One of the earlier records from 2013 to mine the fertile ground of R&B nostalgia in new and exciting ways, Autre Ne Veut’s Anxiety is also one of the year’s most successful. Whereas his peers cast the revivalist aesthetic using a mellow, minimal mould, Arthur Ashin opts for a more synthetic approach, harking back to his days as a jingle writer. The record is abound with earworm hooks, sugar rushes of synthesisers, unhinged sax solos and frenetic falsetto runs, all contributing to a hyper-sensory sound that finds an unstable middle ground between accessibility and left-fieldism.
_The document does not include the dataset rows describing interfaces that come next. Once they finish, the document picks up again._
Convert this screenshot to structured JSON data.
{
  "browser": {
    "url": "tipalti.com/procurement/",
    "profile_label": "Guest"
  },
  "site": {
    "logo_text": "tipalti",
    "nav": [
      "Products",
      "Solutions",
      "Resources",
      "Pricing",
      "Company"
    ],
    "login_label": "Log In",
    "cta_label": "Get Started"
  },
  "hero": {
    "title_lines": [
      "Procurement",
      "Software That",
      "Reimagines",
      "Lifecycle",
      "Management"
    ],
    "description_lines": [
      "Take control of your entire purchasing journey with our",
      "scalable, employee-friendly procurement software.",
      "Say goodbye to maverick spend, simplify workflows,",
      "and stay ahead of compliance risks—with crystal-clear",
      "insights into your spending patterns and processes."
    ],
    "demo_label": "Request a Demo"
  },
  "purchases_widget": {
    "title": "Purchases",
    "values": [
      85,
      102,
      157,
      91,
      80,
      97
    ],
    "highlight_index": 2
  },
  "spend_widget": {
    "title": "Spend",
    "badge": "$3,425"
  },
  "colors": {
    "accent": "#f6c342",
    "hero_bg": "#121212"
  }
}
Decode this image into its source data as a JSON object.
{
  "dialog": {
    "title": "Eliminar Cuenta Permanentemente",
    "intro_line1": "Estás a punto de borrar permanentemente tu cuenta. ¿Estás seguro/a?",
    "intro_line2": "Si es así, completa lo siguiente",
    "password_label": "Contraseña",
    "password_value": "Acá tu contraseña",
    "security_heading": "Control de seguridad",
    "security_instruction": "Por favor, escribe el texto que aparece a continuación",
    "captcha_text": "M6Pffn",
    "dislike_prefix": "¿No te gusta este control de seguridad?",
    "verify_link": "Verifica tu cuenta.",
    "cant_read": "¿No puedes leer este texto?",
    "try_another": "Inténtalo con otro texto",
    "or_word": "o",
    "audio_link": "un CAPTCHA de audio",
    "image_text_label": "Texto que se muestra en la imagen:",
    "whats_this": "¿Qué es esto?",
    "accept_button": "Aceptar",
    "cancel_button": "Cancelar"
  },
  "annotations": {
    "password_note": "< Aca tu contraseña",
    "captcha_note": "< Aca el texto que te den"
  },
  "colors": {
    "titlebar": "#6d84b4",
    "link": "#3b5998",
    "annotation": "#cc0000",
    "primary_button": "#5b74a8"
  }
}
It’s precisely this idea of instability that breathes life into Anxiety, for despite his sonic about-turn from recent trends, Autre Ne Veut’s lyrical objective is every bit as similar as his predecessors. With a stage name that translates as ‘I want no other’, Ashin makes no bones about his preoccupations with love and loss, yet Anxiety isn’t simply going through the motions. While the lyrical content aims for standard fare, the record progressively feels as though its about to cave in on itself with each song; Ashin doesn’t reach for falsetto with the grace of a pop star like Prince, but with the desperation of somebody who has to release his demons. Amongst a backdrop of club beats and pitch-shifted vocals, ‘Counting’ is particularly bleak, a plea for Ashin’s grandmother to stay alive because he can’t bear to call her for the last time.
It’s worth remembering that Ashin has only come out of the shadows for just over a year, having released music anonymously from as early as 2009. Anxiety may be an intensely personal record but, like all effectively emotive music, it channels the personal into the universal, making the listener implicit in the cathartic experience. As its artwork suggests, Anxiety certainly offers itself a framework (and a stellar one at that), but ultimately what is projected into the frame is out of Autre Ne Veut’s hands. That, for any artist, is real anxiety.